Rude Health - Dr Maurice Gueret: 'Pass the bottle'
Male patients requesting a pigeon in a Cork hospital may not be ordering from the dinner menu
Some years ago, I wrote about the use of male urine bottles for nocturnal emergencies in hospitals, describing how the colloquial word “vase” could sow confusion.
When asked for a vase, a night nurse, without full training, replied, “How big is your bouquet, sir ?” I have heard that the object also causes embarrassment in Cork, where the said male urine bottle is known to gents as a “pigeon”, perhaps relating to the shape of said receptacle. Years ago, a correspondent of mine was in a hospital where a Swiss nurse was working. The sister was a formidable lady, with five languages under her belt. But, alas, the lass did not have Corkese. A patient called out for a pigeon during the night and, in confusion, the nurse asked: “Do you want to go out to feed them?” “No,” the man replied. “Do you want pigeon for lunch?” she asked. “No,” the man replied, getting desperate. So she asked him what he wanted a pigeon for. “I WANT TO PISS IN IT!” was the response. He got his wish. And his pigeon. Just in Swiss time.

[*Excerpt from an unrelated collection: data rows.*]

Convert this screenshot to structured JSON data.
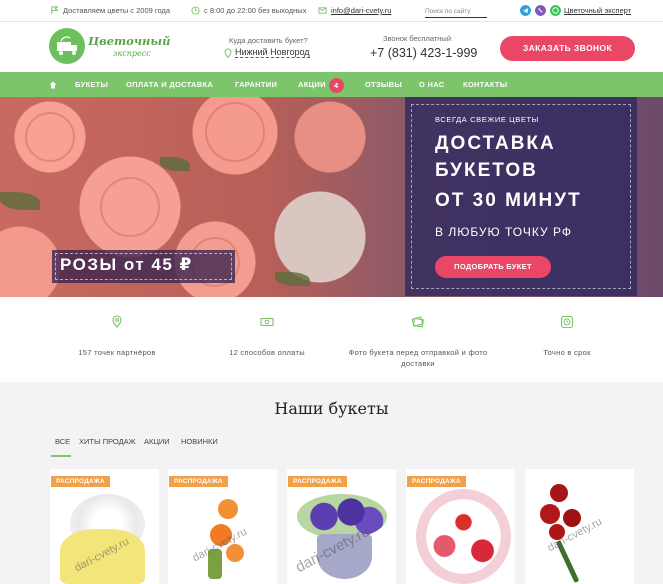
{
  "topbar": {
    "since": "Доставляем цветы с 2009 года",
    "hours": "с 8:00 до 22:00 без выходных",
    "email": "info@dari-cvety.ru",
    "search_placeholder": "Поиск по сайту",
    "social_label": "Цветочный эксперт"
  },
  "header": {
    "logo_line1": "Цветочный",
    "logo_line2": "экспресс",
    "deliver_question": "Куда доставить букет?",
    "city": "Нижний Новгород",
    "free_call": "Звонок бесплатный",
    "phone": "+7 (831) 423-1-999",
    "order_call": "ЗАКАЗАТЬ ЗВОНОК"
  },
  "nav": {
    "home_icon": "home-icon",
    "items": [
      "БУКЕТЫ",
      "ОПЛАТА И ДОСТАВКА",
      "ГАРАНТИИ",
      "АКЦИИ",
      "ОТЗЫВЫ",
      "О НАС",
      "КОНТАКТЫ"
    ],
    "promo_count": "4"
  },
  "hero": {
    "promo": "РОЗЫ от 45 ₽",
    "kicker": "ВСЕГДА СВЕЖИЕ ЦВЕТЫ",
    "line1": "ДОСТАВКА",
    "line2": "БУКЕТОВ",
    "line3": "ОТ 30 МИНУТ",
    "sub": "В ЛЮБУЮ ТОЧКУ РФ",
    "button": "ПОДОБРАТЬ БУКЕТ"
  },
  "features": [
    {
      "icon": "map-pin-icon",
      "label": "157 точек партнёров"
    },
    {
      "icon": "cash-icon",
      "label": "12 способов оплаты"
    },
    {
      "icon": "photo-icon",
      "label": "Фото букета перед отправкой и фото доставки"
    },
    {
      "icon": "clock-icon",
      "label": "Точно в срок"
    }
  ],
  "bouquets": {
    "title": "Наши букеты",
    "filters": [
      "ВСЕ",
      "ХИТЫ ПРОДАЖ",
      "АКЦИИ",
      "НОВИНКИ"
    ],
    "sale_label": "РАСПРОДАЖА",
    "watermark": "dari-cvety.ru"
  },
  "colors": {
    "accent_pink": "#ea4766",
    "nav_green": "#7cc56a",
    "panel_purple": "#302a60",
    "sale_orange": "#f0a14a"
  }
}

“Dear Dr Gueret, do you agree with chemo? I don't!” I do get some good letters and, though I am behind with my correspondence, they keep me going. Idle doctors enjoy reading about what patients get up to and think about the health service. Most of us assume that chemo is short for chemotherapy, and that the lady in question wants my opinion on pharmaceutical cancer treatment. Before I start my dissertation on medical oncology, I shall tell you a true story about the word chemotherapy, and how it once affected a patient. An elderly man was undergoing TB treatment as an outpatient in a Dublin sanatorium. His therapy was going very well, but, despite this, he was noted to be very down in himself, fretful and fearful of the future. He was even starting to get his final affairs in order. It was assumed he had been visited by mental illness, but the true diagnosis, obtained by a good nurse, was far more interesting. It transpired that, during a visit to the TB outpatients, the man overheard his doctor recording a letter about him into the dictaphone. The word “chemotherapy” was used to describe the range of antibiotic treatments used for his TB, and the man assumed he must have cancer, and that the doctors were being kind by not telling him. When the truth was explained, and it was pointed out that the word “chemotherapy” actually means the treatment of any disease with drugs, all his worries floated away.
Words are very dangerous things in medicine.
Now, back to the question of whether I agree with the medical treatment of cancer. Of course I do. A few minutes in the blood or cancer outpatients at Our Lady's Children's Hospital in Crumlin should cure any doubting Thomas of the |life-saving difference such medicines can make. There must be thousands of adults walking this country today who would have perished as children without cancer chemotherapy. Now, I'm no Professor Crown, and I don't have the intimate or up-to-date knowledge of modern cancer therapeutics that he has.
But, in layman's terms, cancer treatments strive for three outcomes. One is the complete cure of a disease. Another is remission. And, if this is not possible, the third is slowing the disease in its tracks so the patient can have a better quality of life, fewer symptoms and, perhaps, live longer. There are always valid questions to be asked about whether cancer chemotherapy should be used. This depends on the age of the patient, how well he or she is, whether they have other diseases, what sort of cancer they have, and the stage of the road it has reached. Every cancer is different, just as every patient is different. You retain the right to refuse treatment, just as you have the right to request treatment. You have the right to know every minor detail of disease, treatment and prognosis. But you also have the right to ask not to be informed, and be kept cheerful and positive. You probably know what kind of doctor you have, but he or she needs to be told early, and clearly, what sort of patient you are.
I personally would choose to be in the ignorant-but-cheerful camp. As for the wisest question you could ask both your GP and oncologist, it's probably, “Well, what would you be having yourself?” Cancer chemotherapy with powerful medicines tends |to grab the headlines, but other treatments to be availed of include surgery and targeted radiotherapy.
When I began editing the Irish Medical Directory 20 years ago, we listed just 10 cancer specialists in Ireland. We now have more than 70 — half using radiation, half medicines. There were just 11 blood specialists (haematologists), and now there are more than 60. Still not enough, but we are getting there.
A retired pharmacist from the Queen's County of Laois has been in touch with enough gems about old remedies to fill a book, and that's what I might do with them someday. In the meantime, we'll dip in and out, starting with the early 20th-Century Pure Wine Movement, which encouraged Irish folk to take remedies such as Sharman Crawford's Invalid Cross Port. When the Dangerous Drugs Bill was going through the House of Commons, medicated wines were not covered. This Invalid Cross Port was promoted as a “restorative” from nature, free from “adulterants” and made from grapes grown on the southern slopes of the Alto Douro in Portugal. If anyone has one on top of the wardrobe, I'd very much like to try it!
- Dr Maurice Gueret is editor of the ‘Irish Medical Directory’